You have to be careful with flags. They're not just harmless pieces of cloth meant to inspire patriotism and national pride. Those seemingly innocent sheets of fabric can lead to all sorts of trouble.
And sometimes, that is the idea. Let's not be naive. Flags aren't always about simply declaring one's love of country. Waving them is also a good way to express defiance, antagonize others, divide people or pick a fight.
In some places, flags are still a positive symbol. In Ukraine and Venezuela, scores of brave protesters, who are willing to stand up to oppressive governments, gain strength from waving their country's flag. It's as if they're saying: "This is what we're fighting for, something bigger than ourselves."

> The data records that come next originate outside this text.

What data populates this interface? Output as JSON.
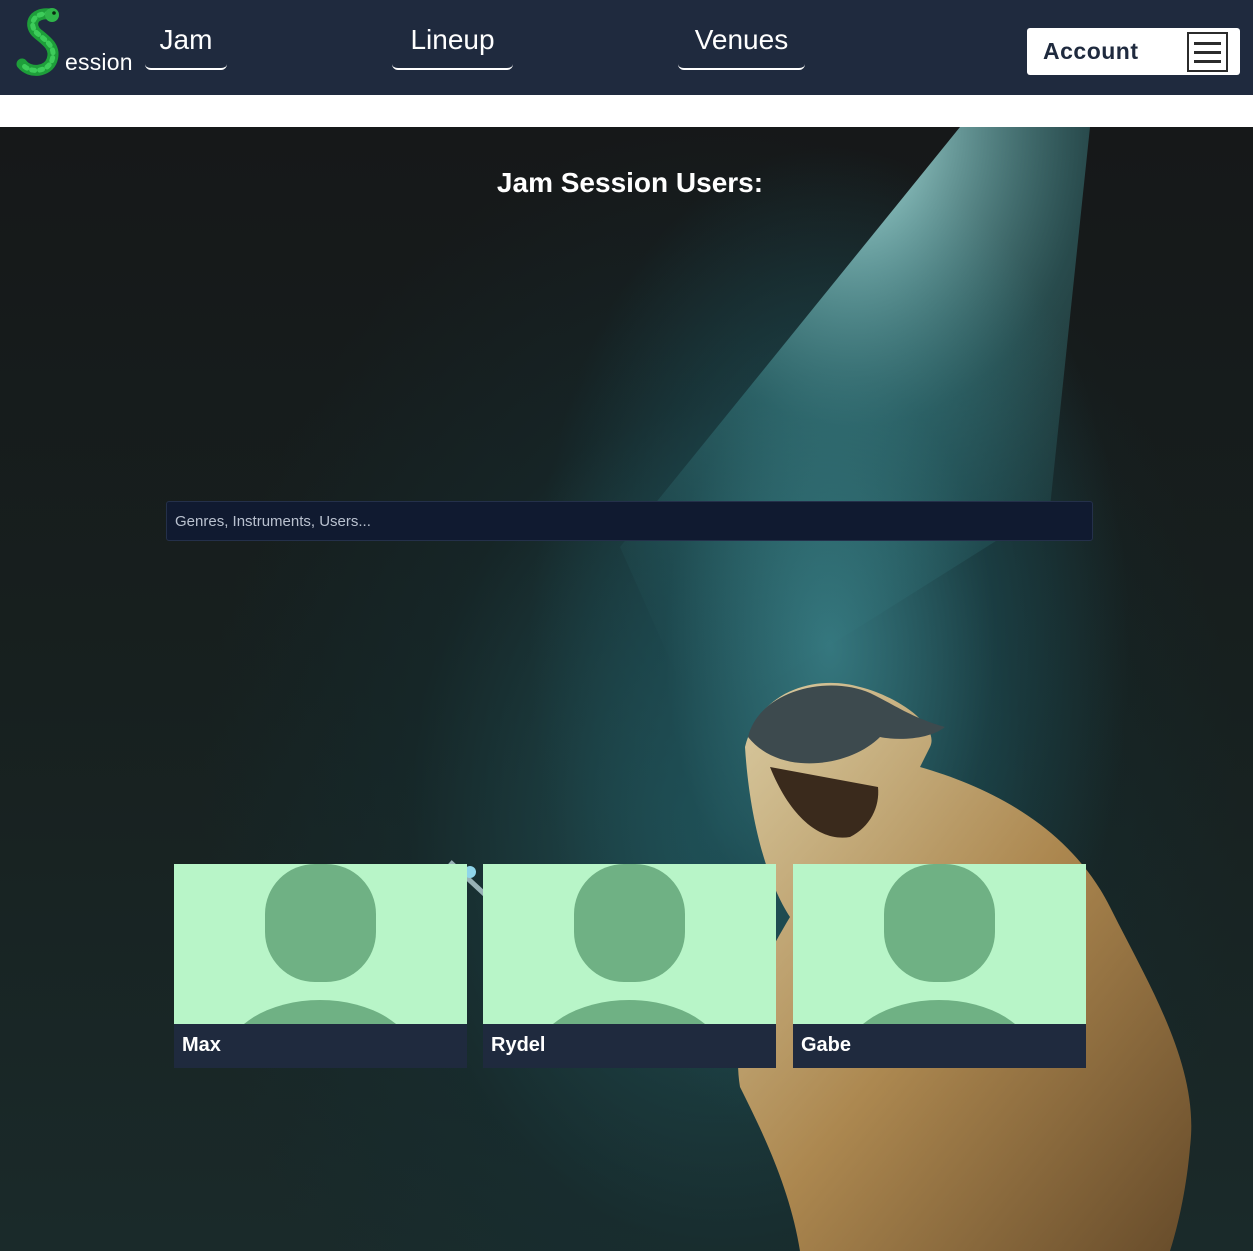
{
  "brand": {
    "wordmark": "ession",
    "logo_icon": "green-worm-s-icon",
    "logo_color": "#1e9e3a"
  },
  "nav": {
    "links": [
      {
        "label": "Jam"
      },
      {
        "label": "Lineup"
      },
      {
        "label": "Venues"
      }
    ],
    "account_label": "Account",
    "menu_icon": "hamburger-menu-icon"
  },
  "hero": {
    "title": "Jam Session Users:",
    "search_placeholder": "Genres, Instruments, Users..."
  },
  "users": [
    {
      "name": "Max",
      "avatar_icon": "default-avatar-icon"
    },
    {
      "name": "Rydel",
      "avatar_icon": "default-avatar-icon"
    },
    {
      "name": "Gabe",
      "avatar_icon": "default-avatar-icon"
    }
  ],
  "colors": {
    "navbar_bg": "#1f2a3e",
    "avatar_bg": "#b8f5c8",
    "avatar_figure": "#6fb184",
    "search_bg": "#101a30"
  }
}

It's a different story in the United States, where, in the messy culture wars, flags are sometimes used as weapons. Waving them can be a sign of protest, a demonstration that you're not going to be pushed around or told where your loyalties should lie. It's as if some Americans use the flag to declare: "This is how we fight back, even if it makes us seem small."
The word "small" aptly describes the five students who -- on May 5, 2010 -- while attending Live Oak High School in Morgan Hill, Calif., apparently decided to use the American flag, specifically T-shirts with the flag on them, to taunt Latino students. It wasn't about being patriotic. It was about being provocative.
You see, May 5 is Cinco de Mayo, which -- in truth -- isn't a real holiday in Mexico. But it does seem to help bars and restaurants sell a lot of beer. No matter. The school was planning a celebration. Bigger people would have delved right in, and shown some respect for a foreign culture. Maybe they would have learned something fun and interesting.
Not these five. That would have been too easy. These students were specifically told beforehand by school administrators -- who didn't want any trouble in a school that had been described by the San Francisco Chronicle as having an "ethnically charged atmosphere" and where 20 percent of the 1,300-student body were English-language learners -- not to wear flag clothing on that day because it might cause a ruckus. The warning conformed to the high-school dress code, which prohibited "any clothing or decoration which detracts from the learning environment."
The five students violated that code, and disobeyed the administrators' directive, when they wore the T-shirts anyway.
I guess these five geniuses didn't consider the possibility that most of those Latino students they were trying to rile up were also Americans. In fact, many of them were probably born in the United States. So, ironically, T-shirts adorned with the American flag might not have had the intended effect. Or, they might have riled up some of the students. We'll never know. Anyway, the effect is irrelevant. The point is that the intent was malicious. Those five picked Cinco de Mayo, of all days, to show their patriotism? They were obviously up to no good.
That was the conclusion of Assistant Principal Miguel Rodriguez who, fearing that the boys' fashion choices might cause a ruckus, confronted the youths that day and told them to either turn their T-shirts inside out or go home. They chose to go home. And within hours, they went from being disobedient, disruptive and disrespectful brats to a group of patriotic martyrs for the First Amendment.
Of course, young people don't veer this far off course on their own. Their parents excused the boys' bad behavior when they hired lawyers and sued the school district, alleging a violation of the lads' constitutional right to free speech. Talk about teaching kids the wrong lesson.
Free expression is important all right. It just isn't as important as ensuring the safety of students in a climate of racial and ethnic tension. That was the finding recently of the 9th U.S. Circuit Court of Appeals. The judges ruled that the school administrators had not violated the Constitution. In fact, they said, by enforcing the dress-code ban on the T-shirts, the school had "presciently avoided an altercation."
The parents say they're prepared to appeal this case all the way to the Supreme Court. Naturally.
It turns out that flags aren't the problem after all. The real problem is the people who misuse them -- and their accomplices.
Ruben Navarrette's email address is firstname.lastname@example.org.